*Problem details*:
Copy out, from the entries below, each line holding the string "more".
:: Task inputs ::
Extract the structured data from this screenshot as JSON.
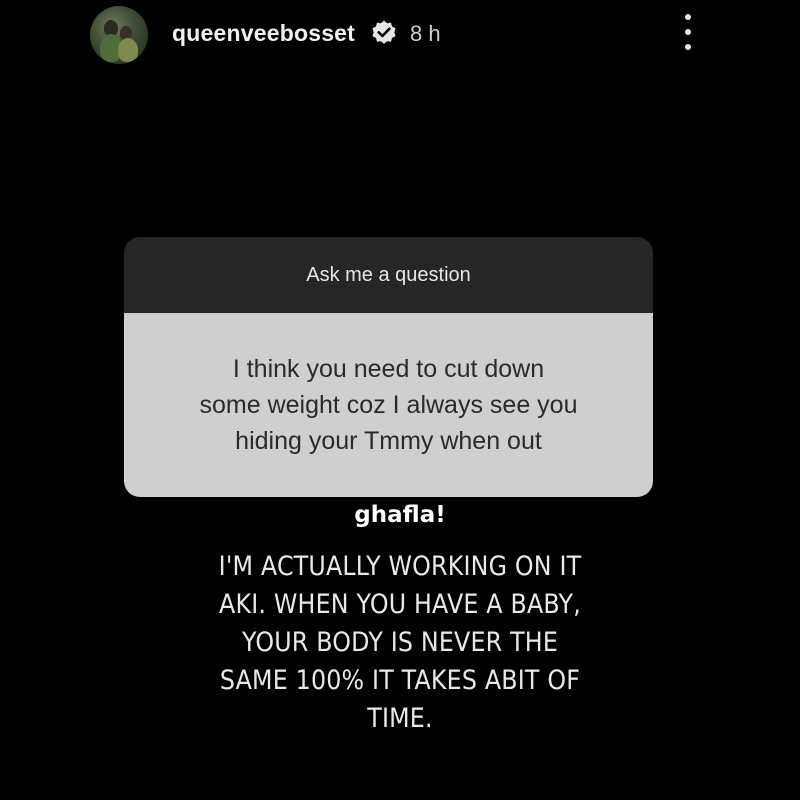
{
  "header": {
    "username": "queenveebosset",
    "verified_icon": "verified-badge-icon",
    "time_ago": "8 h",
    "more_icon": "more-vertical-icon"
  },
  "question_card": {
    "prompt": "Ask me a question",
    "question_lines": [
      "I think you need to cut down",
      "some weight coz I always see you",
      "hiding your Tmmy when out"
    ]
  },
  "watermark": "ghafla!",
  "answer_lines": [
    "I'M ACTUALLY WORKING ON IT",
    "AKI. WHEN YOU HAVE A BABY,",
    "YOUR BODY IS NEVER THE",
    "SAME 100% IT TAKES ABIT OF",
    "TIME."
  ],
  "colors": {
    "background": "#000000",
    "card_header": "#262626",
    "card_body": "#cfcfcf"
  }
}
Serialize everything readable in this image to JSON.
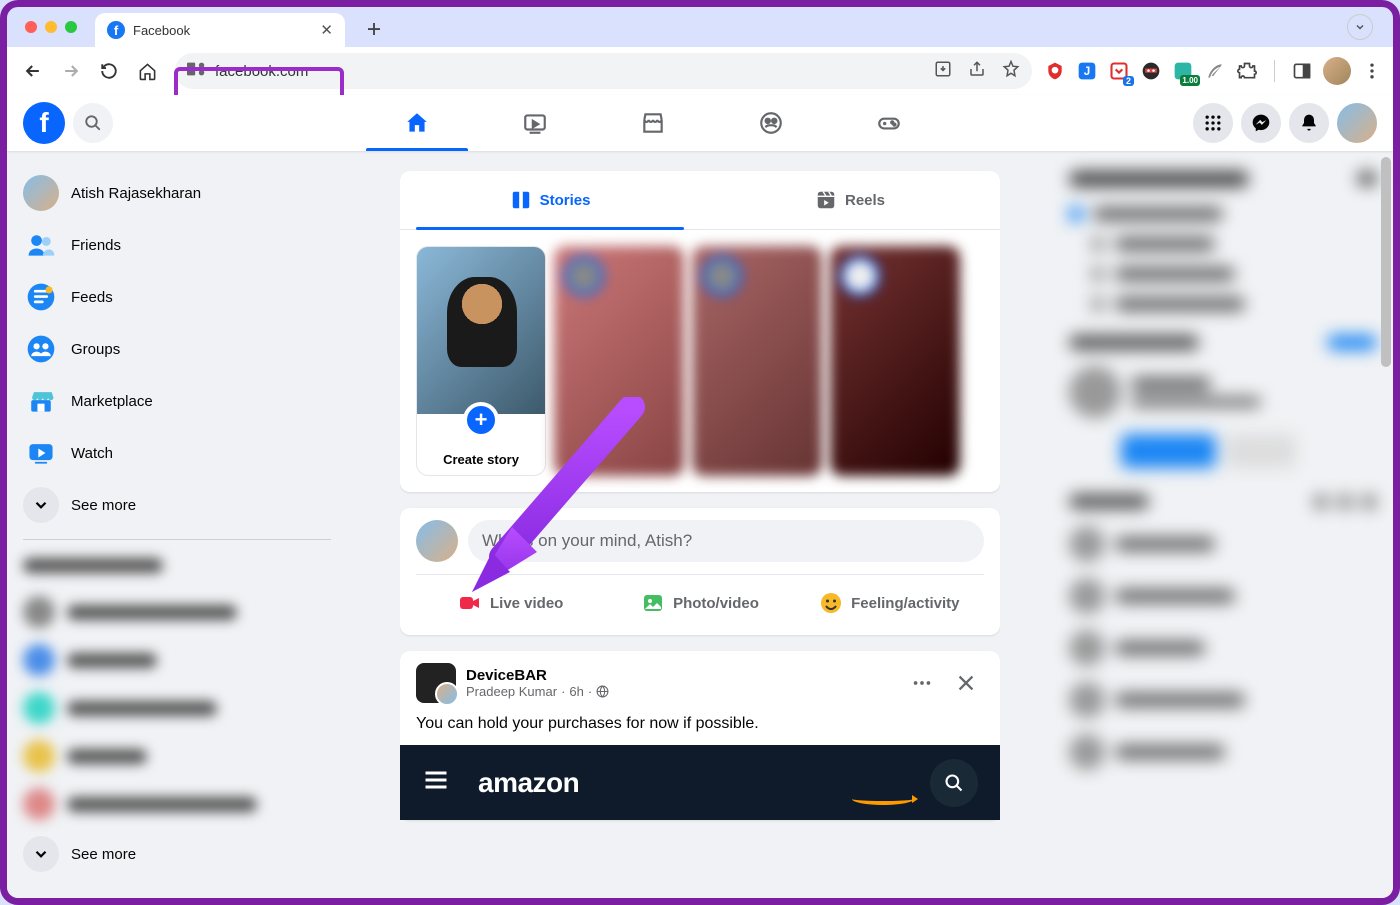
{
  "browser": {
    "tab_title": "Facebook",
    "url": "facebook.com"
  },
  "fb_header": {
    "nav_active": "home"
  },
  "left_nav": {
    "user_name": "Atish Rajasekharan",
    "items": [
      {
        "label": "Friends"
      },
      {
        "label": "Feeds"
      },
      {
        "label": "Groups"
      },
      {
        "label": "Marketplace"
      },
      {
        "label": "Watch"
      }
    ],
    "see_more": "See more",
    "bottom_see_more": "See more"
  },
  "stories": {
    "tabs": [
      {
        "label": "Stories",
        "active": true
      },
      {
        "label": "Reels",
        "active": false
      }
    ],
    "create_label": "Create story"
  },
  "composer": {
    "placeholder": "What's on your mind, Atish?",
    "actions": [
      {
        "label": "Live video",
        "color": "#f02849"
      },
      {
        "label": "Photo/video",
        "color": "#45bd62"
      },
      {
        "label": "Feeling/activity",
        "color": "#f7b928"
      }
    ]
  },
  "post": {
    "author": "DeviceBAR",
    "subauthor": "Pradeep Kumar",
    "time": "6h",
    "text": "You can hold your purchases for now if possible.",
    "embed_brand": "amazon"
  }
}
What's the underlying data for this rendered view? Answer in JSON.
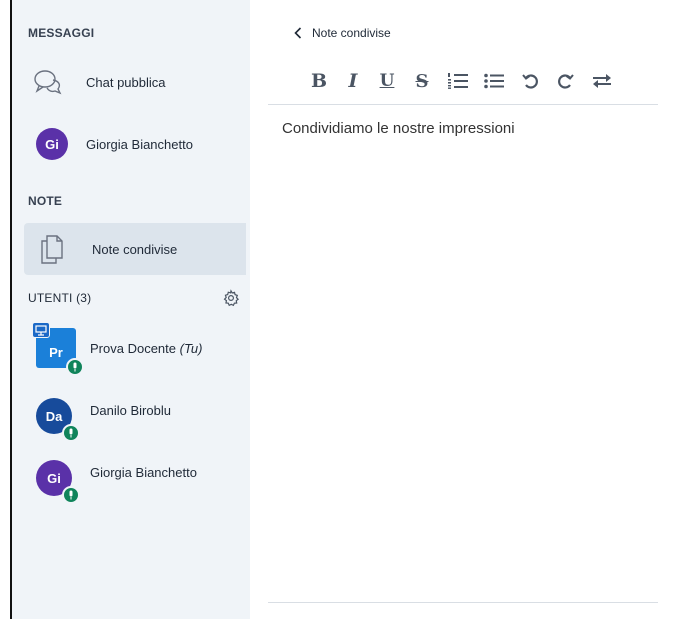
{
  "sidebar": {
    "messages_title": "MESSAGGI",
    "public_chat": "Chat pubblica",
    "private_chat": {
      "initials": "Gi",
      "name": "Giorgia Bianchetto",
      "color": "#5a31a8"
    },
    "notes_title": "NOTE",
    "shared_notes": "Note condivise",
    "users_title": "UTENTI (3)",
    "users": [
      {
        "initials": "Pr",
        "name": "Prova Docente",
        "you_tag": "(Tu)",
        "color": "#1b80d9",
        "presenter": true
      },
      {
        "initials": "Da",
        "name": "Danilo Biroblu",
        "color": "#174b9b"
      },
      {
        "initials": "Gi",
        "name": "Giorgia Bianchetto",
        "color": "#5a31a8"
      }
    ]
  },
  "main": {
    "back_label": "Note condivise",
    "editor_text": "Condividiamo le nostre impressioni",
    "toolbar": {
      "bold": "B",
      "italic": "I",
      "underline": "U",
      "strike": "S"
    }
  },
  "icons": {
    "chat": "chat-bubbles-icon",
    "notes": "document-icon",
    "gear": "gear-icon",
    "mic": "microphone-icon",
    "presenter": "presentation-icon"
  },
  "colors": {
    "sidebar_bg": "#f0f4f8",
    "active_bg": "#dce4ec",
    "mic_green": "#10845b"
  }
}
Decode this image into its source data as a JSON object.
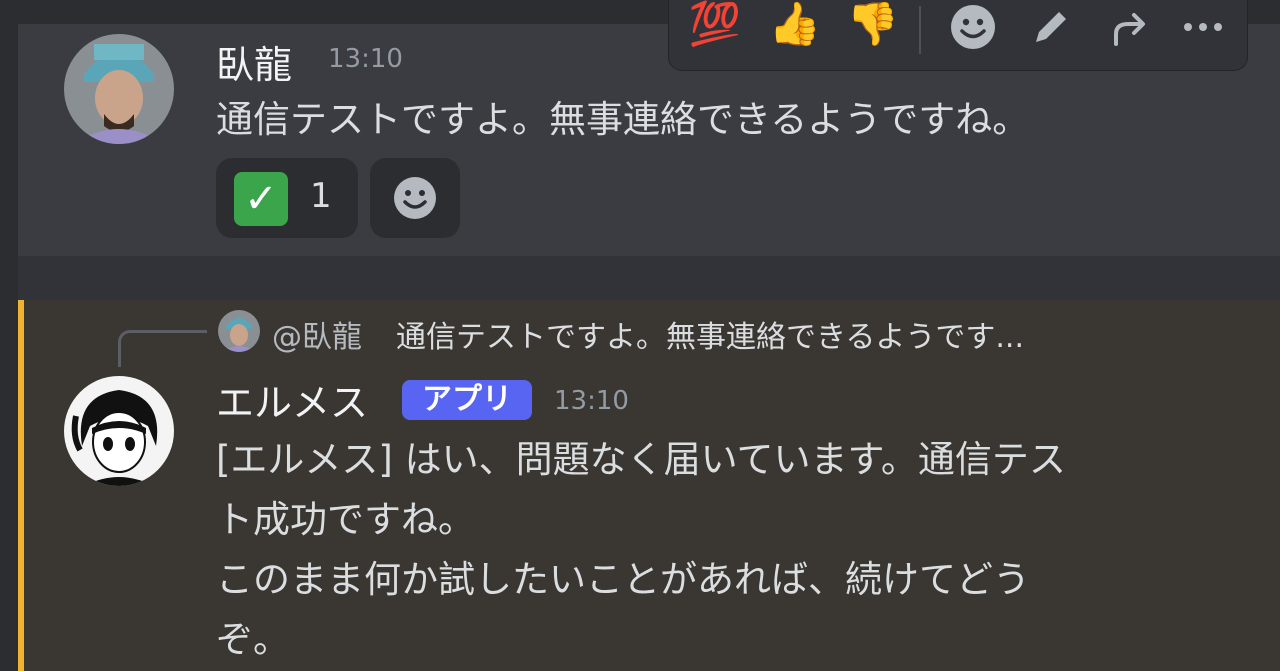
{
  "toolbar": {
    "emoji_hundred": "💯",
    "emoji_thumbs_up": "👍",
    "emoji_thumbs_down": "👎",
    "icons": [
      "hundred-points",
      "thumbs-up",
      "thumbs-down",
      "add-reaction",
      "edit",
      "forward",
      "more"
    ]
  },
  "message1": {
    "username": "臥龍",
    "timestamp": "13:10",
    "text": "通信テストですよ。無事連絡できるようですね。",
    "reactions": [
      {
        "emoji": "✓",
        "count": "1"
      }
    ]
  },
  "message2": {
    "reply": {
      "name": "@臥龍",
      "text": "通信テストですよ。無事連絡できるようです..."
    },
    "username": "エルメス",
    "badge": "アプリ",
    "timestamp": "13:10",
    "lines": [
      "[エルメス] はい、問題なく届いています。通信テス",
      "ト成功ですね。",
      "このまま何か試したいことがあれば、続けてどう",
      "ぞ。"
    ]
  },
  "colors": {
    "accent": "#f0b232",
    "badge": "#5865f2",
    "check": "#3aa54a"
  }
}
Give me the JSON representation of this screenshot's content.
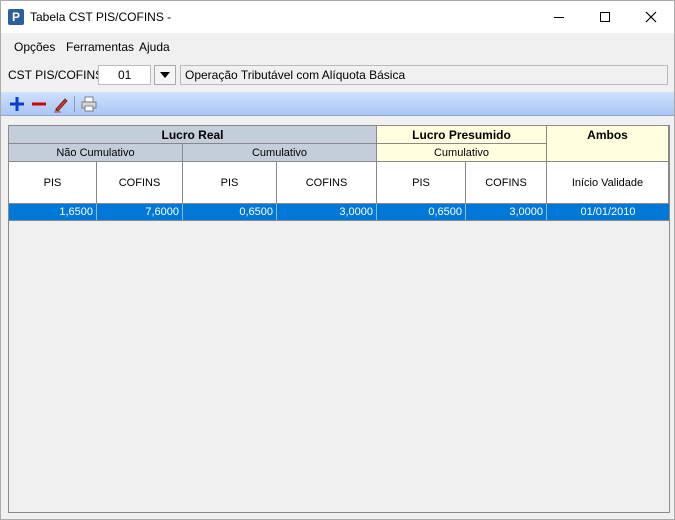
{
  "window": {
    "title": "Tabela CST PIS/COFINS -",
    "icon_letter": "P",
    "controls": [
      "minimize-icon",
      "maximize-icon",
      "close-icon"
    ]
  },
  "menu": {
    "opcoes": "Opções",
    "ferramentas": "Ferramentas",
    "ajuda": "Ajuda"
  },
  "cst": {
    "label": "CST PIS/COFINS:",
    "value": "01",
    "description": "Operação Tributável com Alíquota Básica"
  },
  "toolbar": {
    "icons": [
      "plus-icon",
      "minus-icon",
      "edit-pencil-icon",
      "printer-icon"
    ],
    "colors": {
      "add": "#0a3fc7",
      "remove": "#d40000"
    }
  },
  "grid": {
    "groups": {
      "lucro_real": "Lucro Real",
      "lucro_presumido": "Lucro Presumido",
      "ambos": "Ambos"
    },
    "subgroups": {
      "nao_cumulativo": "Não Cumulativo",
      "cumulativo_real": "Cumulativo",
      "cumulativo_presumido": "Cumulativo"
    },
    "columns": [
      "PIS",
      "COFINS",
      "PIS",
      "COFINS",
      "PIS",
      "COFINS",
      "Início Validade"
    ],
    "rows": [
      [
        "1,6500",
        "7,6000",
        "0,6500",
        "3,0000",
        "0,6500",
        "3,0000",
        "01/01/2010"
      ]
    ],
    "colors": {
      "header_real": "#c4cedb",
      "header_presumido": "#ffffe0",
      "selected_row": "#0078d7"
    }
  }
}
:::
*Output for this exercise*:
    "more_icon": "more-vertical-icon"
    "see_more": "See more",
    "bottom_see_more": "See more"
      "more"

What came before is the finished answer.